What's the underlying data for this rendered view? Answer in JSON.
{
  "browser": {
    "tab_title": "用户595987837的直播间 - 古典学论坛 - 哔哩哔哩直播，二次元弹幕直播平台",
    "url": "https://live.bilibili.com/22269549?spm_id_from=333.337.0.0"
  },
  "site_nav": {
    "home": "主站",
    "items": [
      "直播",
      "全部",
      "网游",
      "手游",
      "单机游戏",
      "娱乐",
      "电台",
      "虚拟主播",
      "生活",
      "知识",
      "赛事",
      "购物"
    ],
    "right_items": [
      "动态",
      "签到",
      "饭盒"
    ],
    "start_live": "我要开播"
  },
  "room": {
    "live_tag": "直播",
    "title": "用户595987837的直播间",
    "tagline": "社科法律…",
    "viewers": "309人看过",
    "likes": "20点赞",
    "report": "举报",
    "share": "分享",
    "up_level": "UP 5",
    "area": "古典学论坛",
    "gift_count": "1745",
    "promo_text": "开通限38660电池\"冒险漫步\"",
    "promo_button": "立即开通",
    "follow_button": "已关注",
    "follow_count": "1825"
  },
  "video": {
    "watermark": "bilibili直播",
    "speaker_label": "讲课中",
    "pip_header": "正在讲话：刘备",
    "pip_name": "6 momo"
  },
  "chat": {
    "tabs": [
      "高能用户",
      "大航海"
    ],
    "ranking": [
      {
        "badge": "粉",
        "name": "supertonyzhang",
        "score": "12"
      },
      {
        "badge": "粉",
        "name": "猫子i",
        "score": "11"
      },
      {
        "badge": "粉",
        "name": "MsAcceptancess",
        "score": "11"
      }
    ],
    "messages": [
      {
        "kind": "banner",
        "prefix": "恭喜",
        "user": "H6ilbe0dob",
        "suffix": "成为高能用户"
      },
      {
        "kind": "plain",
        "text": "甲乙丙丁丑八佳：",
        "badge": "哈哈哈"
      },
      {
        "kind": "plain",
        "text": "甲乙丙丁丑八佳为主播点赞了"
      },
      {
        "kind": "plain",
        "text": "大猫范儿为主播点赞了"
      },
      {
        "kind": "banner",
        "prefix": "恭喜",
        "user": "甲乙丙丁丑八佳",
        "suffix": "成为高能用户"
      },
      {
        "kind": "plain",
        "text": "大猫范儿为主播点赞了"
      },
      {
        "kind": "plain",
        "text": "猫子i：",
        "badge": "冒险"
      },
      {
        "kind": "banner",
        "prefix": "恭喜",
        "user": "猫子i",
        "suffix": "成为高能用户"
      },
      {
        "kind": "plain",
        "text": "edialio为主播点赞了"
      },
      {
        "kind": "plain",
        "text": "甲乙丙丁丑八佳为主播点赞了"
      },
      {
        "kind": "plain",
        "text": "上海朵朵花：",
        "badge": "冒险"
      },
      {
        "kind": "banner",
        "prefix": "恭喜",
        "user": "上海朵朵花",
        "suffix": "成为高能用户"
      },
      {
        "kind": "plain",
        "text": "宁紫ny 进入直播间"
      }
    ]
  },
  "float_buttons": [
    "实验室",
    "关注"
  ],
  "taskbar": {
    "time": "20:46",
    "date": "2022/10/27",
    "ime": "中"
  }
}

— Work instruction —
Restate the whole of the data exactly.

— Answer space —
What's the underlying data for this rendered view? Answer in JSON.
{
  "browser": {
    "tab_title": "用户595987837的直播间 - 古典学论坛 - 哔哩哔哩直播，二次元弹幕直播平台",
    "url": "https://live.bilibili.com/22269549?spm_id_from=333.337.0.0"
  },
  "site_nav": {
    "home": "主站",
    "items": [
      "直播",
      "全部",
      "网游",
      "手游",
      "单机游戏",
      "娱乐",
      "电台",
      "虚拟主播",
      "生活",
      "知识",
      "赛事",
      "购物"
    ],
    "right_items": [
      "动态",
      "签到",
      "饭盒"
    ],
    "start_live": "我要开播"
  },
  "room": {
    "live_tag": "直播",
    "title": "用户595987837的直播间",
    "tagline": "社科法律…",
    "viewers": "309人看过",
    "likes": "20点赞",
    "report": "举报",
    "share": "分享",
    "up_level": "UP 5",
    "area": "古典学论坛",
    "gift_count": "1745",
    "promo_text": "开通限38660电池\"冒险漫步\"",
    "promo_button": "立即开通",
    "follow_button": "已关注",
    "follow_count": "1825"
  },
  "video": {
    "watermark": "bilibili直播",
    "speaker_label": "讲课中",
    "pip_header": "正在讲话：刘备",
    "pip_name": "6 momo"
  },
  "chat": {
    "tabs": [
      "高能用户",
      "大航海"
    ],
    "ranking": [
      {
        "badge": "粉",
        "name": "supertonyzhang",
        "score": "12"
      },
      {
        "badge": "粉",
        "name": "猫子i",
        "score": "11"
      },
      {
        "badge": "粉",
        "name": "MsAcceptancess",
        "score": "11"
      }
    ],
    "messages": [
      {
        "kind": "banner",
        "prefix": "恭喜",
        "user": "H6ilbe0dob",
        "suffix": "成为高能用户"
      },
      {
        "kind": "plain",
        "text": "甲乙丙丁丑八佳：",
        "badge": "哈哈哈"
      },
      {
        "kind": "plain",
        "text": "甲乙丙丁丑八佳为主播点赞了"
      },
      {
        "kind": "plain",
        "text": "大猫范儿为主播点赞了"
      },
      {
        "kind": "banner",
        "prefix": "恭喜",
        "user": "甲乙丙丁丑八佳",
        "suffix": "成为高能用户"
      },
      {
        "kind": "plain",
        "text": "大猫范儿为主播点赞了"
      },
      {
        "kind": "plain",
        "text": "猫子i：",
        "badge": "冒险"
      },
      {
        "kind": "banner",
        "prefix": "恭喜",
        "user": "猫子i",
        "suffix": "成为高能用户"
      },
      {
        "kind": "plain",
        "text": "edialio为主播点赞了"
      },
      {
        "kind": "plain",
        "text": "甲乙丙丁丑八佳为主播点赞了"
      },
      {
        "kind": "plain",
        "text": "上海朵朵花：",
        "badge": "冒险"
      },
      {
        "kind": "banner",
        "prefix": "恭喜",
        "user": "上海朵朵花",
        "suffix": "成为高能用户"
      },
      {
        "kind": "plain",
        "text": "宁紫ny 进入直播间"
      }
    ]
  },
  "float_buttons": [
    "实验室",
    "关注"
  ],
  "taskbar": {
    "time": "20:46",
    "date": "2022/10/27",
    "ime": "中"
  }
}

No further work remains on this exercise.